• YOUR GOAL: Return every line of the records that includes the string "Hamburg".

======== MATERIAL SHOWN ========

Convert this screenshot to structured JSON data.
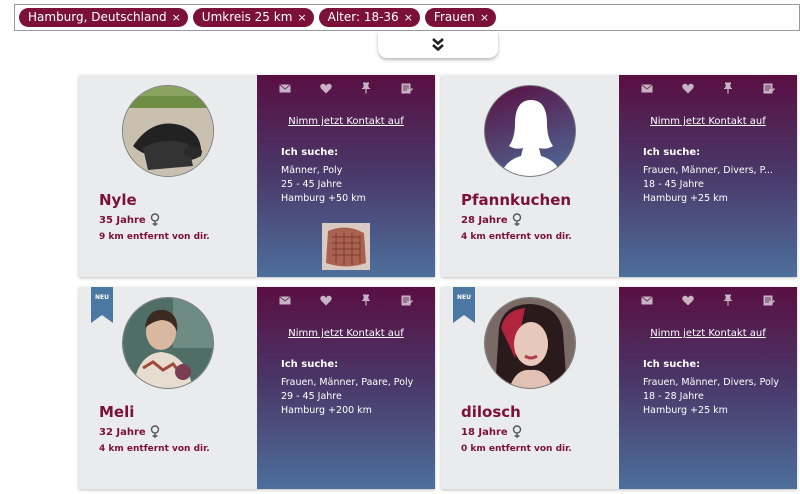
{
  "filters": [
    {
      "label": "Hamburg, Deutschland",
      "remove": "×"
    },
    {
      "label": "Umkreis 25 km",
      "remove": "×"
    },
    {
      "label": "Alter: 18-36",
      "remove": "×"
    },
    {
      "label": "Frauen",
      "remove": "×"
    }
  ],
  "expand_icon": "chevrons-down-icon",
  "contact_label": "Nimm jetzt Kontakt auf",
  "seek_title": "Ich suche:",
  "new_badge": "NEU",
  "colors": {
    "accent": "#7b1038",
    "card_left": "#eaebed",
    "grad_top": "#5a0f42",
    "grad_bottom": "#4d6f9b"
  },
  "profiles": [
    {
      "name": "Nyle",
      "age": "35 Jahre",
      "distance": "9 km entfernt von dir.",
      "seek_1": "Männer, Poly",
      "seek_2": "25 - 45 Jahre",
      "seek_3": "Hamburg +50 km"
    },
    {
      "name": "Pfannkuchen",
      "age": "28 Jahre",
      "distance": "4 km entfernt von dir.",
      "seek_1": "Frauen, Männer, Divers, P...",
      "seek_2": "18 - 45 Jahre",
      "seek_3": "Hamburg +25 km"
    },
    {
      "name": "Meli",
      "age": "32 Jahre",
      "distance": "4 km entfernt von dir.",
      "seek_1": "Frauen, Männer, Paare, Poly",
      "seek_2": "29 - 45 Jahre",
      "seek_3": "Hamburg +200 km"
    },
    {
      "name": "dilosch",
      "age": "18 Jahre",
      "distance": "0 km entfernt von dir.",
      "seek_1": "Frauen, Männer, Divers, Poly",
      "seek_2": "18 - 28 Jahre",
      "seek_3": "Hamburg +25 km"
    }
  ]
}
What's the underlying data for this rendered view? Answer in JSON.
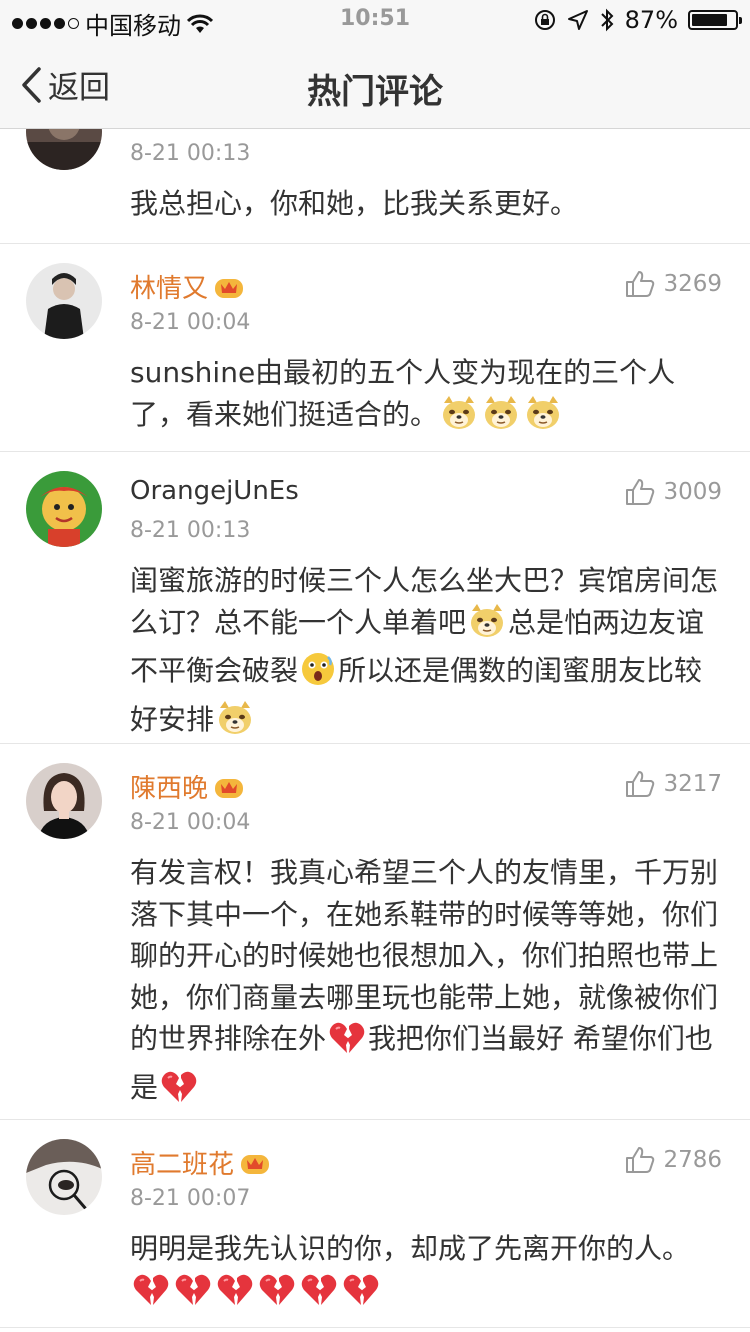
{
  "status_bar": {
    "carrier": "中国移动",
    "time": "10:51",
    "battery": "87%",
    "battery_level": 0.87
  },
  "nav": {
    "back_label": "返回",
    "title": "热门评论"
  },
  "comments": [
    {
      "name": "",
      "time": "8-21 00:13",
      "text": "我总担心，你和她，比我关系更好。"
    },
    {
      "name": "林情又",
      "likes": "3269",
      "time": "8-21 00:04",
      "text_1": "sunshine由最初的五个人变为现在的三个人",
      "text_2": "了，看来她们挺适合的。",
      "emojis": [
        "doge-emoji",
        "doge-emoji",
        "doge-emoji"
      ]
    },
    {
      "name": "OrangejUnEs",
      "likes": "3009",
      "time": "8-21 00:13",
      "text_a": "闺蜜旅游的时候三个人怎么坐大巴？宾馆房间怎么订？总不能一个人单着吧",
      "text_b": "总是怕两边友谊不平衡会破裂",
      "text_c": "所以还是偶数的闺蜜朋友比较好安排"
    },
    {
      "name": "陳西晚",
      "likes": "3217",
      "time": "8-21 00:04",
      "text_a": "有发言权！我真心希望三个人的友情里，千万别落下其中一个，在她系鞋带的时候等等她，你们聊的开心的时候她也很想加入，你们拍照也带上她，你们商量去哪里玩也能带上她，就像被你们的世界排除在外",
      "text_b": "我把你们当最好 希望你们也是"
    },
    {
      "name": "高二班花",
      "likes": "2786",
      "time": "8-21 00:07",
      "text": "明明是我先认识的你，却成了先离开你的人。"
    }
  ]
}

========

• REPLY TO THE EXERCISE:
      "label": "Hamburg, Deutschland",
      "seek_3": "Hamburg +50 km"
      "seek_3": "Hamburg +25 km"
      "seek_3": "Hamburg +200 km"
      "seek_3": "Hamburg +25 km"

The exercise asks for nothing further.